ASSIGNMENT: Set down the records that follow in full and without changes.

DATA PROVIDED:
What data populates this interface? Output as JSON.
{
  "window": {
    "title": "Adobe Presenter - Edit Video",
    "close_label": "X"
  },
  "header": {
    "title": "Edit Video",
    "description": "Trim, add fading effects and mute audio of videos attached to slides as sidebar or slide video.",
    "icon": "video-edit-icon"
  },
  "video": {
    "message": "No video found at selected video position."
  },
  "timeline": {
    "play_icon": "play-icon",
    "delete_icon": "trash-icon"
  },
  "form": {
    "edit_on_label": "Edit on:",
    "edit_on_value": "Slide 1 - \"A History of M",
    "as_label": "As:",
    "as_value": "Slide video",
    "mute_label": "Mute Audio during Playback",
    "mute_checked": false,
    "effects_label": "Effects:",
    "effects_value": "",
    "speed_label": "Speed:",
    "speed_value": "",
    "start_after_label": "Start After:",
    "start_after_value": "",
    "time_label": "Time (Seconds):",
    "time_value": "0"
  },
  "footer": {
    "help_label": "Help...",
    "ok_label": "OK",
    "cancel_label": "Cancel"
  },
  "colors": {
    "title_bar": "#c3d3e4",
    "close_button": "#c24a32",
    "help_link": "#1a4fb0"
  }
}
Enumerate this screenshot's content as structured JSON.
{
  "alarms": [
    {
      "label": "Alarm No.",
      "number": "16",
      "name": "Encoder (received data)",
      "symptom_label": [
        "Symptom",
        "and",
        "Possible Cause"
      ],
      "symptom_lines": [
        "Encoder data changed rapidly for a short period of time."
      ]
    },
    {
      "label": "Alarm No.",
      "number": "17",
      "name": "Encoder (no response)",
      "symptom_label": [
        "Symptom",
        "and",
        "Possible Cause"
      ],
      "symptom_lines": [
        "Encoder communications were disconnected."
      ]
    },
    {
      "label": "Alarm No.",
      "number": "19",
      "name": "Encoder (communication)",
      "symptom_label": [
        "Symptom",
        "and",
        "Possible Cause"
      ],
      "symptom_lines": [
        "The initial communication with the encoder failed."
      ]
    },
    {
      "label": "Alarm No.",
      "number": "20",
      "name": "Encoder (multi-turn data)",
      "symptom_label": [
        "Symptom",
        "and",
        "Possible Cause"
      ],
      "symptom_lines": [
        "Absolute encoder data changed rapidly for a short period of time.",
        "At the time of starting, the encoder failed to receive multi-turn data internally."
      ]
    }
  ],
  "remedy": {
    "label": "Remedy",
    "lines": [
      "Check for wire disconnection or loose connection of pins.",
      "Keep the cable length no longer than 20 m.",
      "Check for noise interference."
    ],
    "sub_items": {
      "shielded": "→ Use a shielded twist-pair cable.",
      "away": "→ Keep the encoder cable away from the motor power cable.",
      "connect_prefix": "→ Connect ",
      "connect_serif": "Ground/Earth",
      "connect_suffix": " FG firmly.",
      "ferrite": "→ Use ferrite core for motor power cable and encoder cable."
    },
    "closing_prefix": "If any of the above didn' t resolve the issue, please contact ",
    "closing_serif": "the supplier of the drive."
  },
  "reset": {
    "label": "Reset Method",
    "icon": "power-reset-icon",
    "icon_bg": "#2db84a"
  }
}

RESPONSE AREA:
What data populates this interface? Output as JSON.
{
  "window": {
    "title": "Adobe Presenter - Edit Video",
    "close_label": "X"
  },
  "header": {
    "title": "Edit Video",
    "description": "Trim, add fading effects and mute audio of videos attached to slides as sidebar or slide video.",
    "icon": "video-edit-icon"
  },
  "video": {
    "message": "No video found at selected video position."
  },
  "timeline": {
    "play_icon": "play-icon",
    "delete_icon": "trash-icon"
  },
  "form": {
    "edit_on_label": "Edit on:",
    "edit_on_value": "Slide 1 - \"A History of M",
    "as_label": "As:",
    "as_value": "Slide video",
    "mute_label": "Mute Audio during Playback",
    "mute_checked": false,
    "effects_label": "Effects:",
    "effects_value": "",
    "speed_label": "Speed:",
    "speed_value": "",
    "start_after_label": "Start After:",
    "start_after_value": "",
    "time_label": "Time (Seconds):",
    "time_value": "0"
  },
  "footer": {
    "help_label": "Help...",
    "ok_label": "OK",
    "cancel_label": "Cancel"
  },
  "colors": {
    "title_bar": "#c3d3e4",
    "close_button": "#c24a32",
    "help_link": "#1a4fb0"
  }
}
Enumerate this screenshot's content as structured JSON.
{
  "alarms": [
    {
      "label": "Alarm No.",
      "number": "16",
      "name": "Encoder (received data)",
      "symptom_label": [
        "Symptom",
        "and",
        "Possible Cause"
      ],
      "symptom_lines": [
        "Encoder data changed rapidly for a short period of time."
      ]
    },
    {
      "label": "Alarm No.",
      "number": "17",
      "name": "Encoder (no response)",
      "symptom_label": [
        "Symptom",
        "and",
        "Possible Cause"
      ],
      "symptom_lines": [
        "Encoder communications were disconnected."
      ]
    },
    {
      "label": "Alarm No.",
      "number": "19",
      "name": "Encoder (communication)",
      "symptom_label": [
        "Symptom",
        "and",
        "Possible Cause"
      ],
      "symptom_lines": [
        "The initial communication with the encoder failed."
      ]
    },
    {
      "label": "Alarm No.",
      "number": "20",
      "name": "Encoder (multi-turn data)",
      "symptom_label": [
        "Symptom",
        "and",
        "Possible Cause"
      ],
      "symptom_lines": [
        "Absolute encoder data changed rapidly for a short period of time.",
        "At the time of starting, the encoder failed to receive multi-turn data internally."
      ]
    }
  ],
  "remedy": {
    "label": "Remedy",
    "lines": [
      "Check for wire disconnection or loose connection of pins.",
      "Keep the cable length no longer than 20 m.",
      "Check for noise interference."
    ],
    "sub_items": {
      "shielded": "→ Use a shielded twist-pair cable.",
      "away": "→ Keep the encoder cable away from the motor power cable.",
      "connect_prefix": "→ Connect ",
      "connect_serif": "Ground/Earth",
      "connect_suffix": " FG firmly.",
      "ferrite": "→ Use ferrite core for motor power cable and encoder cable."
    },
    "closing_prefix": "If any of the above didn' t resolve the issue, please contact ",
    "closing_serif": "the supplier of the drive."
  },
  "reset": {
    "label": "Reset Method",
    "icon": "power-reset-icon",
    "icon_bg": "#2db84a"
  }
}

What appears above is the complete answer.